*** Opening of DATA FOR THE TASK ***
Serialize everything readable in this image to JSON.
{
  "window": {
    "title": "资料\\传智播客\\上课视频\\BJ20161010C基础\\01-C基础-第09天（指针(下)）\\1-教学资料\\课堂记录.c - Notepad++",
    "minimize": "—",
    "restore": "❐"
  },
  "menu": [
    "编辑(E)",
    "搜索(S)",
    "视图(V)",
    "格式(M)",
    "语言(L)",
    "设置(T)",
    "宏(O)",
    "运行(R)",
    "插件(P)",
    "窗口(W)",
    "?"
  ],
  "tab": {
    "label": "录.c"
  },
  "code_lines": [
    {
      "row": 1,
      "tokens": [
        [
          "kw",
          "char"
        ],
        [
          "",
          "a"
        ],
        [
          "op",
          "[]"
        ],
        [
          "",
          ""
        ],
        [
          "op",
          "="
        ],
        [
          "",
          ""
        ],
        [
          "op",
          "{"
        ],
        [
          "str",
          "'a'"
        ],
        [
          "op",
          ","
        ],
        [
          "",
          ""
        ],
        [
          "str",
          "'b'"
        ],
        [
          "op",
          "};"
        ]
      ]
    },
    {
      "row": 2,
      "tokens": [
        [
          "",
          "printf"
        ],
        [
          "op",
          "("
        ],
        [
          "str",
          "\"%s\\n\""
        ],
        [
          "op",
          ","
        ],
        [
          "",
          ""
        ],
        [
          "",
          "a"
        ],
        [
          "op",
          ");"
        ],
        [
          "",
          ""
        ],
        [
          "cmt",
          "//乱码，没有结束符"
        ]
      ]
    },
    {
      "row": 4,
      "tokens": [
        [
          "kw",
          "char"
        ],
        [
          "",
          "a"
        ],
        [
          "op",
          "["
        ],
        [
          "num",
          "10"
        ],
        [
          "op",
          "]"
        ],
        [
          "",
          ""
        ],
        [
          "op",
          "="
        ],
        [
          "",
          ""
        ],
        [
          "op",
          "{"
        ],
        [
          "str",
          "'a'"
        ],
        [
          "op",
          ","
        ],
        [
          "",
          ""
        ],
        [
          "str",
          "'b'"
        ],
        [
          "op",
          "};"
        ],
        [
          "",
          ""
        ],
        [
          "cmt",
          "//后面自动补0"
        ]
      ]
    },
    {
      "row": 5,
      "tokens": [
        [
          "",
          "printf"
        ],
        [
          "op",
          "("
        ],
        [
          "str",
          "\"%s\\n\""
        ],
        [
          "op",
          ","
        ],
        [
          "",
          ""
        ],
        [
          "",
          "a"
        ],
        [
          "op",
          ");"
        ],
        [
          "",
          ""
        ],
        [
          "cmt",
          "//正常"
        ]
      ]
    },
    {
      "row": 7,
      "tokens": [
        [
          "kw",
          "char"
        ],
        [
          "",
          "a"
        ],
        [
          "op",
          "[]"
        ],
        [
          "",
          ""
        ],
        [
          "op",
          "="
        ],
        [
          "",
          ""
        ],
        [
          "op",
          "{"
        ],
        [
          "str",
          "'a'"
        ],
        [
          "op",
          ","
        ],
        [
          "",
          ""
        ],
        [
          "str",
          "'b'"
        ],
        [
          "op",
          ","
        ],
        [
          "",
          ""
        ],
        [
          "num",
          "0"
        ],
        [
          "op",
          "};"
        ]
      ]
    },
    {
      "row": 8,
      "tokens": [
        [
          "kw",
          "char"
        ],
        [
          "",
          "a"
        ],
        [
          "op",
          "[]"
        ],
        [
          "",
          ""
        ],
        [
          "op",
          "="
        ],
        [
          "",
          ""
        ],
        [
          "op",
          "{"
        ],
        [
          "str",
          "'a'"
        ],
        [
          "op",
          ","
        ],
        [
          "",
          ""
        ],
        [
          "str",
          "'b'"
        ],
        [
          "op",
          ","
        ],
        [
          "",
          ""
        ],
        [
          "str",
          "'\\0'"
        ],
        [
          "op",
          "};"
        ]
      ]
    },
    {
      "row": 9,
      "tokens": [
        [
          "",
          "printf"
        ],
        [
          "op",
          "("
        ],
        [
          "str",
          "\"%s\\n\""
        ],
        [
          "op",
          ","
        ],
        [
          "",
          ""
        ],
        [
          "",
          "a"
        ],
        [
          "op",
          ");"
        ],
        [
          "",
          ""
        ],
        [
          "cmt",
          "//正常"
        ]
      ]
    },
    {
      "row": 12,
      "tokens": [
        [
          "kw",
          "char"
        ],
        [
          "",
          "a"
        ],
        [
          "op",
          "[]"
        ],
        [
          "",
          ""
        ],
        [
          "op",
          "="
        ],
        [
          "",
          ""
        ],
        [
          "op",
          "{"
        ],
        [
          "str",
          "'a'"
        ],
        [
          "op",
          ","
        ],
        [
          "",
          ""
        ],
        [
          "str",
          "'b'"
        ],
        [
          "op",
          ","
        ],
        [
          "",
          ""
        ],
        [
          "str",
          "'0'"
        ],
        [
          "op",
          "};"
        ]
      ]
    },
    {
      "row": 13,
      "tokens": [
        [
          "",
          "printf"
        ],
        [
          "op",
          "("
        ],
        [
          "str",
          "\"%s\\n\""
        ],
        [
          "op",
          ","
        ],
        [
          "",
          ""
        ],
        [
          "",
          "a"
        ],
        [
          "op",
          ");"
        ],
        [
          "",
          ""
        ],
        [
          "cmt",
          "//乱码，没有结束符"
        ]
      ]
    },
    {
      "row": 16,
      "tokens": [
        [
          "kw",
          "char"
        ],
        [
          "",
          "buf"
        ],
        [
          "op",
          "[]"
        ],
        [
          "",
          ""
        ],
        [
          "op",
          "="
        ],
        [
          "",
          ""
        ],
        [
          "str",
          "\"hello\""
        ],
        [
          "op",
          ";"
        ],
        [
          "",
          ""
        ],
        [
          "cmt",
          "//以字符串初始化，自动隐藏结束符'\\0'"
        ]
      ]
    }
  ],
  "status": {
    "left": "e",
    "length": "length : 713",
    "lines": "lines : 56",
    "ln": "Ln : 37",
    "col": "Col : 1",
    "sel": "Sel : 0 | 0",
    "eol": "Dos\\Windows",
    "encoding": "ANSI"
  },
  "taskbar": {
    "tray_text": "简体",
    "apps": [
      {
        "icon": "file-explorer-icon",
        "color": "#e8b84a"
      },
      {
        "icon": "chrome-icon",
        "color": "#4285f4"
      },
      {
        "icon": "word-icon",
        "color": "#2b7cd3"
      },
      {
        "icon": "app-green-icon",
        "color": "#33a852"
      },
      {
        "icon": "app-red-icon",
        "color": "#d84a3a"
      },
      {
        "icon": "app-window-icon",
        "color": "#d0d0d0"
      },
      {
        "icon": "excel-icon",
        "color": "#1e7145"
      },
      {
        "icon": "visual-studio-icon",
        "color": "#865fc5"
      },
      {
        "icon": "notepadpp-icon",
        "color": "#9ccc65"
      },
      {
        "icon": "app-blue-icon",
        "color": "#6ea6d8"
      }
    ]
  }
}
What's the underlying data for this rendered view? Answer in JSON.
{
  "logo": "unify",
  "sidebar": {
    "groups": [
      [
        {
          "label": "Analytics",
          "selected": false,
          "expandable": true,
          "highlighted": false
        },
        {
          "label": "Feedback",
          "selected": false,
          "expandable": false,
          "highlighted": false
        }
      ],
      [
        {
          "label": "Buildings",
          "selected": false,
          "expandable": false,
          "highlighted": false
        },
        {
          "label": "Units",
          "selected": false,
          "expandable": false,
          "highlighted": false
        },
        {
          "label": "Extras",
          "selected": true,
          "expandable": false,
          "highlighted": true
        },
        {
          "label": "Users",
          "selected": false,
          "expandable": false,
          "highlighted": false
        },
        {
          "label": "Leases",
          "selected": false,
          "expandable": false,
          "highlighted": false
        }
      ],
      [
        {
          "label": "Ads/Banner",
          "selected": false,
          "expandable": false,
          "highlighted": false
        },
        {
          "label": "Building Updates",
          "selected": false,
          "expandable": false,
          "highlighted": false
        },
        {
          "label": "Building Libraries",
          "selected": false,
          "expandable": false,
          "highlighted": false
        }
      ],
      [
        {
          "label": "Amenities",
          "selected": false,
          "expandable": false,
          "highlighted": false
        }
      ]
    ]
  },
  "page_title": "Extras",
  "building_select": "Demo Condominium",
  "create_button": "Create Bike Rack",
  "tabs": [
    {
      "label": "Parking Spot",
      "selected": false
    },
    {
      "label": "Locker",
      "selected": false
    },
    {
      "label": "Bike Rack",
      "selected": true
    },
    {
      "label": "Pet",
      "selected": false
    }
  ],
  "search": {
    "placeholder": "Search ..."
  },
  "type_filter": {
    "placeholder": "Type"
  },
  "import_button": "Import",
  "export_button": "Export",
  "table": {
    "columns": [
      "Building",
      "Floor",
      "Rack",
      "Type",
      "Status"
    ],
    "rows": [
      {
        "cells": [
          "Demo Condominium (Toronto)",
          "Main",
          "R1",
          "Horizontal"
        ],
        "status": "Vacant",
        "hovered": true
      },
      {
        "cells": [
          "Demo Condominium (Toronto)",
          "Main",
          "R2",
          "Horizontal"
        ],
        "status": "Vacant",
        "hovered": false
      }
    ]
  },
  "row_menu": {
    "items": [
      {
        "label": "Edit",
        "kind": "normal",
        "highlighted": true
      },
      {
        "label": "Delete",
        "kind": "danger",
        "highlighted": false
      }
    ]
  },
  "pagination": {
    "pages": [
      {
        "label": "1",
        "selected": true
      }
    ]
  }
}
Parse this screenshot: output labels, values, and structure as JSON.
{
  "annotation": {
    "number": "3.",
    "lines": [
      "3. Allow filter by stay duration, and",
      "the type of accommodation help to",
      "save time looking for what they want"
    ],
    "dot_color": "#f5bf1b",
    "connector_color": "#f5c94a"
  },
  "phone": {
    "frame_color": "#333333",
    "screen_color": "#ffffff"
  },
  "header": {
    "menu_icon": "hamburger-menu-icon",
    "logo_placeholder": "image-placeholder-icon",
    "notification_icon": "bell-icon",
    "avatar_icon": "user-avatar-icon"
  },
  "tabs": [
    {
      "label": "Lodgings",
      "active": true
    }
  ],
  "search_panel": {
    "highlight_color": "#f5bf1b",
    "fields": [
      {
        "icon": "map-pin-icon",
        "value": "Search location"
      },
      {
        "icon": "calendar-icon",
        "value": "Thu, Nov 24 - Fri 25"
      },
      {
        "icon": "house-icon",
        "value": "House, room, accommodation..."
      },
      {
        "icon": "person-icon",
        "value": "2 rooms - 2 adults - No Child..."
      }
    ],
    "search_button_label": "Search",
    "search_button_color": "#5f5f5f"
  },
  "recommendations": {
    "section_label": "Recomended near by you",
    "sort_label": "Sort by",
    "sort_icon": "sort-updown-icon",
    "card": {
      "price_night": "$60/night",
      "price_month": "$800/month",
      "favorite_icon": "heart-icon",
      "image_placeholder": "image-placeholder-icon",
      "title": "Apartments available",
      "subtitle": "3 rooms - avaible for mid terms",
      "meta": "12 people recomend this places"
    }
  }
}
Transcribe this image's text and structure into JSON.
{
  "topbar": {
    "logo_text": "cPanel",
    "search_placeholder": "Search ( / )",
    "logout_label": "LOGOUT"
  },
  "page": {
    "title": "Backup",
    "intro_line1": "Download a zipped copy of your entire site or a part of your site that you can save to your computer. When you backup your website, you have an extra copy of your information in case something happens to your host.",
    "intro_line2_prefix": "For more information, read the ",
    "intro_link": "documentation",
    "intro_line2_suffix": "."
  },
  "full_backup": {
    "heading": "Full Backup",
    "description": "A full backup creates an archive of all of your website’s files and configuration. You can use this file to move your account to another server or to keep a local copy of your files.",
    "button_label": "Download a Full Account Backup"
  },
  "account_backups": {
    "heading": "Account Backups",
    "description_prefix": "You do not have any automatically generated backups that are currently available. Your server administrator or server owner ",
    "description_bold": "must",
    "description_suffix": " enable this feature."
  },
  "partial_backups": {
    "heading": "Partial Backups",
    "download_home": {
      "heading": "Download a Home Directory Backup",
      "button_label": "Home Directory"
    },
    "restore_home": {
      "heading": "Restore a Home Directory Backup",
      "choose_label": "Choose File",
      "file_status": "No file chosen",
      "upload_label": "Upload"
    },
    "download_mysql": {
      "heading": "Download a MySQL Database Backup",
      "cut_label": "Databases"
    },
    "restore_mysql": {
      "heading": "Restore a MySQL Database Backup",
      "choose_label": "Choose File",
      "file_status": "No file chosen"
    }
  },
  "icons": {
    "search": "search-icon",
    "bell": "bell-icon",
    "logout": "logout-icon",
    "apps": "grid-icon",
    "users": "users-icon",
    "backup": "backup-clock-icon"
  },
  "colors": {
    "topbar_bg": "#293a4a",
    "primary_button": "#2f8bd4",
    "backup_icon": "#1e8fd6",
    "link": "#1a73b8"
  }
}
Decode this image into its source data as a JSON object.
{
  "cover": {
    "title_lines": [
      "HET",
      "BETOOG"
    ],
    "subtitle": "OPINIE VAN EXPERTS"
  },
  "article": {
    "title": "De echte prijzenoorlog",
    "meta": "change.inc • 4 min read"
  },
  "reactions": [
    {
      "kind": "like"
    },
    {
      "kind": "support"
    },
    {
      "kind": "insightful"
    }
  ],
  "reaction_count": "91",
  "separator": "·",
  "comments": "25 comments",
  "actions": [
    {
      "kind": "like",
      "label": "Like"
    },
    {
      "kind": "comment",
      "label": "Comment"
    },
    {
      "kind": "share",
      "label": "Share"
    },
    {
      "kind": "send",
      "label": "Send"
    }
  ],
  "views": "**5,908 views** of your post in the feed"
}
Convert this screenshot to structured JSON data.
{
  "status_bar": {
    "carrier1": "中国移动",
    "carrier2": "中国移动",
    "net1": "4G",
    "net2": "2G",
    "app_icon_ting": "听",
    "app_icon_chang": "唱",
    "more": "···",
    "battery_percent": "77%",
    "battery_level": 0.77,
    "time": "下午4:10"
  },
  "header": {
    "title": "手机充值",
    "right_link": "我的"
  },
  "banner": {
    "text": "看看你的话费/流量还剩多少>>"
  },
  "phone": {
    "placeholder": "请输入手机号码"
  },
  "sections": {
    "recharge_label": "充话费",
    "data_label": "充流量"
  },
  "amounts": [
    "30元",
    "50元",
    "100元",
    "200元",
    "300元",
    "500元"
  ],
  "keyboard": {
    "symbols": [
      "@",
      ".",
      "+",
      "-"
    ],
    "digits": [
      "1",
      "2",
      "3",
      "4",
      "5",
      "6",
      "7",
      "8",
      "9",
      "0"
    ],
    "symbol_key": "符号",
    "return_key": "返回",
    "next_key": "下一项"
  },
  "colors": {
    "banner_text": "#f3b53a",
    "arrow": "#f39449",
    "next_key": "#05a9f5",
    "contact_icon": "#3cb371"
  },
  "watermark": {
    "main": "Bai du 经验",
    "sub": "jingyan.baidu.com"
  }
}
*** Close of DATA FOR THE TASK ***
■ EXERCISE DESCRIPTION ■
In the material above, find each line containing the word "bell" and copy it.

■ EXPECTED ANSWER ■
    "notification_icon": "bell-icon",
    "bell": "bell-icon",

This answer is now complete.